In November of this year, I attended the 24th Large Installation System Administration (LISA) Conference in San Jose, CA. LISA is an annual technical conference sponsored by USENIX: the Advanced Computing Systems Association.
On Friday, November 12th, I spoke at a “Guru Is In” session on “Security” where I was able to facilitate a discussion with all levels of system administrators (and an auditor) about compliancy versus security. We had a lively exchange of views and information.
I also had an opportunity to speak with John Arrasjid, a USENIX Director and Principal Architect at VMware. We talked about operating system security, cloud computing, and next year's LISA to be held in Boston, Massachusetts.
I really like LISA and USENIX. For one thing, the atmosphere is engaging but relaxed. Even though it comprises some of the best minds in the industry, there is no pretentiousness but rather a willingness to share ideas and experiences.
Outsiders would probably consider this eclectic blend of personalities and skill sets as strange whereas, the rest of us just consider it a comfortable environment which fosters an exchange of ideas.

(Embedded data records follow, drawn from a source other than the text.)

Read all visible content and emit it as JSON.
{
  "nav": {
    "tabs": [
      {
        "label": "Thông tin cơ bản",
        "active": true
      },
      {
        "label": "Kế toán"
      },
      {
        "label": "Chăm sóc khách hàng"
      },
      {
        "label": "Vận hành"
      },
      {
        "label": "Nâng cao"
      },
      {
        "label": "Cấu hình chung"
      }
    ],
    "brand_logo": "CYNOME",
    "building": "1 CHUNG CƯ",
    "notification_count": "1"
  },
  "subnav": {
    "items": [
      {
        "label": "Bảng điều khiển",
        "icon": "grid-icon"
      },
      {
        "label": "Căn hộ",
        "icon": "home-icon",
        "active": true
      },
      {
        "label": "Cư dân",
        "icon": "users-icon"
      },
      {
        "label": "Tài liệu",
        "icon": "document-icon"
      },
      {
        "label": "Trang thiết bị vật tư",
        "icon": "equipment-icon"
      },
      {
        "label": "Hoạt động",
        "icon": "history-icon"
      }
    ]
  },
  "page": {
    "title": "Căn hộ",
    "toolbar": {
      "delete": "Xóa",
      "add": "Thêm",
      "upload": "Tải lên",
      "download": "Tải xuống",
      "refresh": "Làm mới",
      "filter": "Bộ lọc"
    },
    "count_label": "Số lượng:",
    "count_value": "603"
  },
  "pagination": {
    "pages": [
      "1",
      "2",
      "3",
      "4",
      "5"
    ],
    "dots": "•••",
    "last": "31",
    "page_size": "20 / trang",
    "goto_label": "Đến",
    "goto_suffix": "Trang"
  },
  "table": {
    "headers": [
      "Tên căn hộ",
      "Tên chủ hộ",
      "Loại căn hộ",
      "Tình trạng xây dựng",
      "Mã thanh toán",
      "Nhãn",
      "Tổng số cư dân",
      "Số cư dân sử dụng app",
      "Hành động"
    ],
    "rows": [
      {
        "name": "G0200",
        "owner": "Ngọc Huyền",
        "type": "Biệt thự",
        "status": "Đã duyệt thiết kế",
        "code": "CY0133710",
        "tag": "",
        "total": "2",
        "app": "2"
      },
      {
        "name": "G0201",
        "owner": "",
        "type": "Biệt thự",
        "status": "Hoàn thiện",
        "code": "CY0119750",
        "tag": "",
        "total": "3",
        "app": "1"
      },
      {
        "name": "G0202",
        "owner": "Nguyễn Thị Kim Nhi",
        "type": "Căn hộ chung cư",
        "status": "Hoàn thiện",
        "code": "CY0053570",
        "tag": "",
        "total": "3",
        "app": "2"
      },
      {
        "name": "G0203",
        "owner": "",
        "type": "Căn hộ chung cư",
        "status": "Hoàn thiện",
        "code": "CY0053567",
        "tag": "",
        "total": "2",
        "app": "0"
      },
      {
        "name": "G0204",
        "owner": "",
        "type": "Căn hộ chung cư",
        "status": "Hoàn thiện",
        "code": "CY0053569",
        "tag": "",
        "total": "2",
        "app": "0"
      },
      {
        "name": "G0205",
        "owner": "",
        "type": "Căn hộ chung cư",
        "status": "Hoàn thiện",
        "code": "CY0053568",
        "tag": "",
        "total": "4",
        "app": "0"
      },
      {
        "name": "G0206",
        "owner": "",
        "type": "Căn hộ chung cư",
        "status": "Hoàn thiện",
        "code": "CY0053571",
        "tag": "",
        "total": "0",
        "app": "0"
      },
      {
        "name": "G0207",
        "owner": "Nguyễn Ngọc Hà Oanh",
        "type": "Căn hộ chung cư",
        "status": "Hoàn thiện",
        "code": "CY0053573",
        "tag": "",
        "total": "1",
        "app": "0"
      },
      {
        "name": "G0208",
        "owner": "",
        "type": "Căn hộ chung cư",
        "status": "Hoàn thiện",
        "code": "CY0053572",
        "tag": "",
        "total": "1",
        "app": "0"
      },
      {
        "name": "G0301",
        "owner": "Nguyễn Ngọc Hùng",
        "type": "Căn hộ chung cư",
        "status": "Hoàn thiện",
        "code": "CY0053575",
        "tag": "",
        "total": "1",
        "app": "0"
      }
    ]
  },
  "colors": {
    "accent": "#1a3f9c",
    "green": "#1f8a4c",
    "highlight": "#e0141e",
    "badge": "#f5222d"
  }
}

There is no doubt that cloud computing is a hot topic these days. As an engineer, most of my career has been focused on operating systems and related security.
I find it interesting that some people tend to forget the operating system security fundamentals when it comes to cloud computing, hardware virtualization, and software virtualization.
In the end, it is still an operating system. A SUSE® Linux® instance running under an IBM® Integrated Facility for Linux (IFL) on System z® mainframe deserves the same consideration when it comes to operating system security.
Unused services should and must still be disabled, discretionary access controls tightened, and regular software updates applied. The same holds true when it comes to operating system images deployed in the cloud.
Given today's operational tempo, many organizations tend to quickly provision new operating system instances and virtual machines in order to handle increasing workloads.
When storage technology was growing at an exponential rate, some system administrators would frivolously allocate huge amounts of space as if there was a bottomless pit of resources.
By limiting the ports, services, and installed software on a virtual machine an image will ultimately conserve resources and reduce the attack surface.
Another side effect of rapidly provisioning new operating system images is a varying security state. Consider a standard image which may get deployed over and over.
This image has been “locked down” in accordance with some set of security guidelines. However, if the security guidelines or requirements change, how do organizations consistently reconfigure previously deployed images with the new standards?
One situation I've seen quite often is when an administrator would clone or snapshot an image. Then they apply new security settings to the image.
However, when a failure occurs they restore the image to a previous snapshot which does not include the recently applied security settings.
Technology facilitates today's operational pace however, without disciplined administrators willing to clearly document activities this situation can quickly get a out of control.
It is imperative that processes not be burdensome in order for the administrator to keep up the pace but still clearly understand their current security posture.
Of course, the right automated tools can be a great resource provided they are non-intrusive, easy to use, and perform consistently and reliably.
Cross-posted from Security Blanket Technical Blog